Being a Silverlight developer these days is like being a fan of the Oakland Athletics, the baseball team made famous in the Oscar-nominated film Moneyball.

Some heritage, for many who are not followers of the A’s: for just about 3 years now, A’s fanatics and staff ownership itself had been looking ahead to prime League Baseball brass to decide on whether the A’s can move approximately 35 miles south to San Jose. within the intervening time, this has left lovers in limbo approximately the future of the staff.

Silverlight developers are in a similar predicament. Although Microsoft released Silverlight 5 in December, the company has since been silent about any future release of the platform, saying it is too early to comment.

That doesn’t sound like a big deal until you factor in the fact that the company has been fawning all over HTML5 lately.

HTML5, in fact, provides a requirements-based totally set of technologies for multimedia-based web applications and is regarded as a rival to plug-in technologies like Silverlight and Adobe’s Flash platform. Microsoft raised eyebrows this prior September while it introduced that no plug-ins would paintings with the Metro version of the web Explorer browser deliberate for home windows eight. In other phrases, HTML5 got the nod over Silverlight.

Meanwhile, the annual Microsoft Mix conference, which has been used to showcase Silverlight, is not being held this year. Mix instead will be merged into Microsoft’s next developer conference to be held later this year. Personnel-wise, Microsoft Vice President Scott Guthrie, who had been a key advocate for Silverlight, has moved onto dealing with the company’s Windows Azure cloud platform. Guthrie declined to comment on the fate of Silverlight when asked at the Node Summit conference in San Francisco last week. I don’t work on that team anymore, so I’m not going to put words in their mouth, Guthrie said when asked the prospects for a Silverlight 6 release.

Silverlight was a rising star just a few years ago, when it was expected to give Flash a run for its money. But HTML5 has taken the luster off of proprietary plugins. Microsoft and Adobe have really had no choice but to embrace HTML5 to a degree. Microsoft’s silence on Silverlight at this juncture might not mean all that much: Silverlight user groups are still found on Google searches, and Silverlight developer jobs are listed online as well. But given the cloud over Silverlight, it might be time for Microsoft to come clean with either an upgrade plan for the platform or some other clear statement of direction.

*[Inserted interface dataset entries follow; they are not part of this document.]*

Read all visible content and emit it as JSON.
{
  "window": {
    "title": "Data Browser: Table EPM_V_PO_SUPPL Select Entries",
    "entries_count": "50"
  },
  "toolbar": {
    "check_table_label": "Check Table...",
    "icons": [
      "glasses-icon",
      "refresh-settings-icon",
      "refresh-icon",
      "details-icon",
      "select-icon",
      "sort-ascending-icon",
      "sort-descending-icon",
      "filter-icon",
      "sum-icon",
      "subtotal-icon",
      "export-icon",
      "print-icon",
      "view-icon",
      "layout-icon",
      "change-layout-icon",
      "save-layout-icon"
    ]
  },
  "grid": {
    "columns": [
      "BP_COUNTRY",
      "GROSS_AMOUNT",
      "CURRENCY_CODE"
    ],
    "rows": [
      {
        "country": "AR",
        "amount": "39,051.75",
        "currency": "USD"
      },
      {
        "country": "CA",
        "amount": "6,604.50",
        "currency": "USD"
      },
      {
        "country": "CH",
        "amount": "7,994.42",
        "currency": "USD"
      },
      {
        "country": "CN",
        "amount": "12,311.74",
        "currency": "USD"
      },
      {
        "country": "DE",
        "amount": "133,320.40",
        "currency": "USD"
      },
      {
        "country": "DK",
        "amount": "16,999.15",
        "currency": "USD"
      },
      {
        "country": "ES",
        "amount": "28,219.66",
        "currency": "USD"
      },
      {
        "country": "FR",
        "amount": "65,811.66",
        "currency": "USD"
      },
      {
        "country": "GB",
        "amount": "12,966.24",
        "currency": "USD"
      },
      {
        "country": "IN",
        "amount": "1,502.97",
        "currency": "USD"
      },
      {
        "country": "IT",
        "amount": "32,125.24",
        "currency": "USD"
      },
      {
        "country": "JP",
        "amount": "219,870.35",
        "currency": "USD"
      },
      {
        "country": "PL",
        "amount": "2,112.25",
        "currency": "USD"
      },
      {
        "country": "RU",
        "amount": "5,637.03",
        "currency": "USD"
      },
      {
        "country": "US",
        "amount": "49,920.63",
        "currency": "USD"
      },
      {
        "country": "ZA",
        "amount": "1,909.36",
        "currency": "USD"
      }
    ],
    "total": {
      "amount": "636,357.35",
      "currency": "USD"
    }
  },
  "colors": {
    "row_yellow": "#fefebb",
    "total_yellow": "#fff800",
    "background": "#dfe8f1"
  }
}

Unlike A’s lovers, who have persisted greater than 1,000 days of respectable silence in regards to the group’s fate, Silverlight builders will want to recognise quickly what kind of future they may be able to be expecting for the platform.